%%

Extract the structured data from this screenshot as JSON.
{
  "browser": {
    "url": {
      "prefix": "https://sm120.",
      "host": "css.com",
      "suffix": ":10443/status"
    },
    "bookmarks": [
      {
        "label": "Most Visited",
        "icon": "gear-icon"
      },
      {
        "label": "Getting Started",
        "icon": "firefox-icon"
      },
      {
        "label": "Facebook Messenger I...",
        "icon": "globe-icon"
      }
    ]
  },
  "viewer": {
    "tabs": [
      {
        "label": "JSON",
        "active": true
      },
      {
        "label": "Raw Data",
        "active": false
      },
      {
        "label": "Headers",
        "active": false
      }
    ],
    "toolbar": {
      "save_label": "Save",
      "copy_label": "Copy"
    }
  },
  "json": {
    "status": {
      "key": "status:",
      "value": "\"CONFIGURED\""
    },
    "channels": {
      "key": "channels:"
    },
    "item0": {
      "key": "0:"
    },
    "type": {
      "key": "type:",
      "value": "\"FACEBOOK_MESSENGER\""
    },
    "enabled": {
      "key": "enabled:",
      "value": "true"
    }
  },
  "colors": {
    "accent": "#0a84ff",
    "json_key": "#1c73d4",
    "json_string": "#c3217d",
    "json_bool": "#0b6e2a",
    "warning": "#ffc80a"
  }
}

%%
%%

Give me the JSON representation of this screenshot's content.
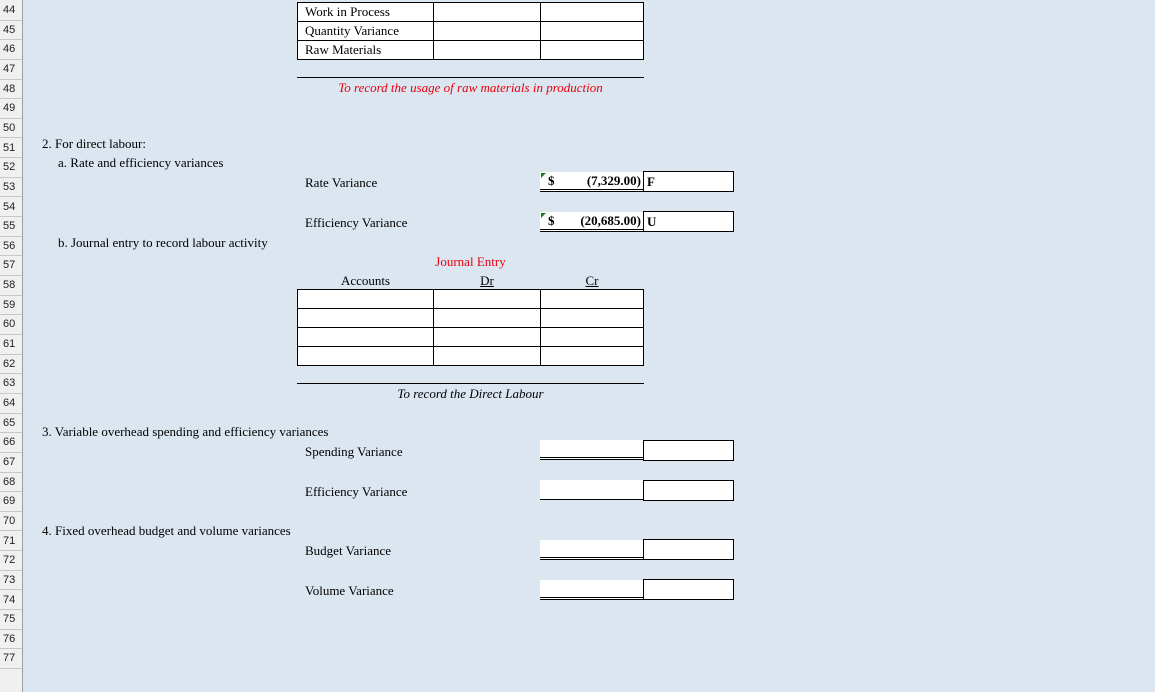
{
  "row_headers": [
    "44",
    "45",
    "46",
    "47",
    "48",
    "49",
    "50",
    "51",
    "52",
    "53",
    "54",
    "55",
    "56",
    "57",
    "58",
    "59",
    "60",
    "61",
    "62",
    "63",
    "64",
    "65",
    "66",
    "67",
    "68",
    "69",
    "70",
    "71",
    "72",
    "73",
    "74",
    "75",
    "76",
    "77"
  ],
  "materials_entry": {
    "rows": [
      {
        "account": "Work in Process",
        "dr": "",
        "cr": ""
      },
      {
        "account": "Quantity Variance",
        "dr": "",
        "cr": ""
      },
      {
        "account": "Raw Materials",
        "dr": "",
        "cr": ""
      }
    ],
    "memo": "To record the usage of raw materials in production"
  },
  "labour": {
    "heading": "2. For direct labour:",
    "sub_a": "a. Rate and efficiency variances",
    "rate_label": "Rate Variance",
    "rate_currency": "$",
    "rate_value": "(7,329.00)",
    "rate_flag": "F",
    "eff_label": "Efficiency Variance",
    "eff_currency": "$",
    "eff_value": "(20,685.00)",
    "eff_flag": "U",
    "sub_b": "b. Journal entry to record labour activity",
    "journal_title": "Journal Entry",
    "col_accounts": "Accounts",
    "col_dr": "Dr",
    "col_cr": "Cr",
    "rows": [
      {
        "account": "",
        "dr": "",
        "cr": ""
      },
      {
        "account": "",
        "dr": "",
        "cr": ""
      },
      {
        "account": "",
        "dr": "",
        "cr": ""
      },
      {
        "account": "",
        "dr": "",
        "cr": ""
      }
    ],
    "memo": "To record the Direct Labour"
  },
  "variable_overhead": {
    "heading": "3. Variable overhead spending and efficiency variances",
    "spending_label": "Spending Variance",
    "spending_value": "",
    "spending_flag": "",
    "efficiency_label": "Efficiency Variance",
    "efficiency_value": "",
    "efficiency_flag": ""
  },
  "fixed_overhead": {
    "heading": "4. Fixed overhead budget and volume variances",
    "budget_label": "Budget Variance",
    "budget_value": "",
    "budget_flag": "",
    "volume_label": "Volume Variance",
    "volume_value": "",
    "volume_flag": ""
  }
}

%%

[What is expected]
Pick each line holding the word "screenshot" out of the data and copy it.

[Finished task]
Extract the structured data from this screenshot as JSON.
Give me the JSON representation of this screenshot's content.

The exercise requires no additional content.